Campbell was by now eight years old, growing up on a rather isolated island with his three sisters. One can imagine him running barefoot over the sands and playing with the local Malay children. But this is unlikely given the strict protocols of race, class and position which the colonial British considered important to uphold. His mother and step father’s thoughts turned towards his education and career. It was of course common practice for the children of expatriate families, sons in particular, to be sent home to England, both to imbibe some home country culture and education and also to escape the threat of disease that took such a toll on the European community.
It was decided that Campbell would be sent to England to live with Emma’s brother, John Thomas and his young family of four children who were around Campbell’s age.

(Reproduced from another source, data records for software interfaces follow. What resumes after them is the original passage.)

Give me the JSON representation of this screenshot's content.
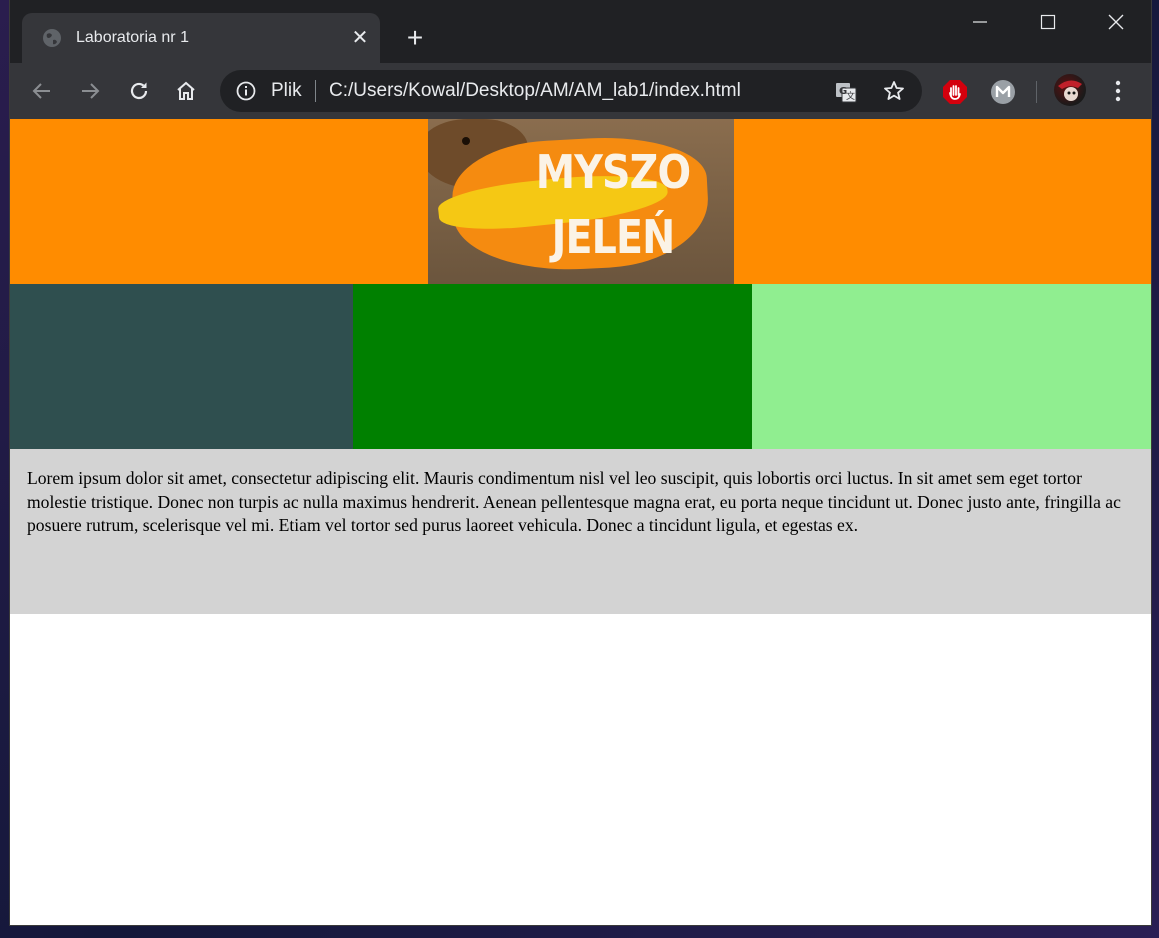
{
  "browser": {
    "tab": {
      "title": "Laboratoria nr 1",
      "close": "✕"
    },
    "new_tab": "+",
    "omnibox": {
      "scheme_label": "Plik",
      "url": "C:/Users/Kowal/Desktop/AM/AM_lab1/index.html"
    }
  },
  "page": {
    "header": {
      "bg_color": "#ff8c00",
      "banner_line1": "MYSZO",
      "banner_line2": "JELEŃ"
    },
    "columns": [
      {
        "color": "#2f4f4f"
      },
      {
        "color": "#008000"
      },
      {
        "color": "#90ee90"
      }
    ],
    "text_block": {
      "bg_color": "#d3d3d3",
      "text": "Lorem ipsum dolor sit amet, consectetur adipiscing elit. Mauris condimentum nisl vel leo suscipit, quis lobortis orci luctus. In sit amet sem eget tortor molestie tristique. Donec non turpis ac nulla maximus hendrerit. Aenean pellentesque magna erat, eu porta neque tincidunt ut. Donec justo ante, fringilla ac posuere rutrum, scelerisque vel mi. Etiam vel tortor sed purus laoreet vehicula. Donec a tincidunt ligula, et egestas ex."
    }
  }
}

John Thomas had spent his early life sailing tall ships with his father, John Gardiner, between Burma and Mauritius before returning to Liverpool to pursue more steady employment ashore as a ships’ surveyor.
It is an image of a brave but lonely 12 year old boy that we see disembarking in London in August 1892, one of only four passengers on the cargo ship ss Menalaus newly arrived from Singapore.
2 Arthur Alfred Baptism Cert
3 Arthur Alfred Burial Cert
4 Amitav Ghosh The Glass Palace page 122.
Also: Irrawaddy Flotilla by Alister McCrae & Alan Prentice page 22
Also earlier Examination in 1835 by Royal Society of Edinburgh
8 Background to the 2nd Anglo Burma War
The Irrawaddy Flotilla by Alister McCrae & Alan Prentice Page 94.
Without any note of irony the author of the history of the Irrawaddy Flotilla Company comments on the advice that Colonel Sladen, Commissioner of Arakan, gives to the British Government….“Sladen’s opinion was sought and no one was better qualified to sum its all up. The extracts of his minute which follows demonstrate how patient and tolerant British policy towards Upper Burma had been in these (past ninety years).”
Sladen Wrote, “ It is somewhat strange that our first political intercourse with the Burmese Court commenced (as it seems likely to end) with an attempt to frustrate French intrigue and a French occupation.
Could we have foreseen all the troubles and complications which were to follow the occupation of Pegu in 1852, our best policy in the interests of the Burmese people and of our own Government would have been at that time to annexe the whole country, and to extinguish once and for all the Burmese dynasty. We were content however, with our usual forbearance, to spare the dynasty, but rendered it effete and impotent for all the more serious purposes of war by occupying the whole coastline and leaving the Burmese no direct outlet by seas without passing through British territory.” Sladen goes on to articulate the justification for the annexation of Upper Burma and the removal of the king.
How a Nation is Exploited – The British Empire in Burma, Orwell Foundation
13,14 History of Prevention of Fouling, Bureau of Ships, Navy Department
No 580 Woods Hole Oceangraphic Institution 1952 Chapters 11 https://darchive.mblwhoilibrary.org/handle/1912/191
No 580 Woods Hole Oceangraphic Institution 1952 Chapters 12
16 Benga tree, Kino Tree :Pterocarpus marsupium
17 US National Library of Medicine
History of Ayurveda Medicine
History of Indian Healing Traditions
18 Rasa Shastra
Damshtra Chikitsa is the branch of Ayurveda Medicine that deals with toxicology.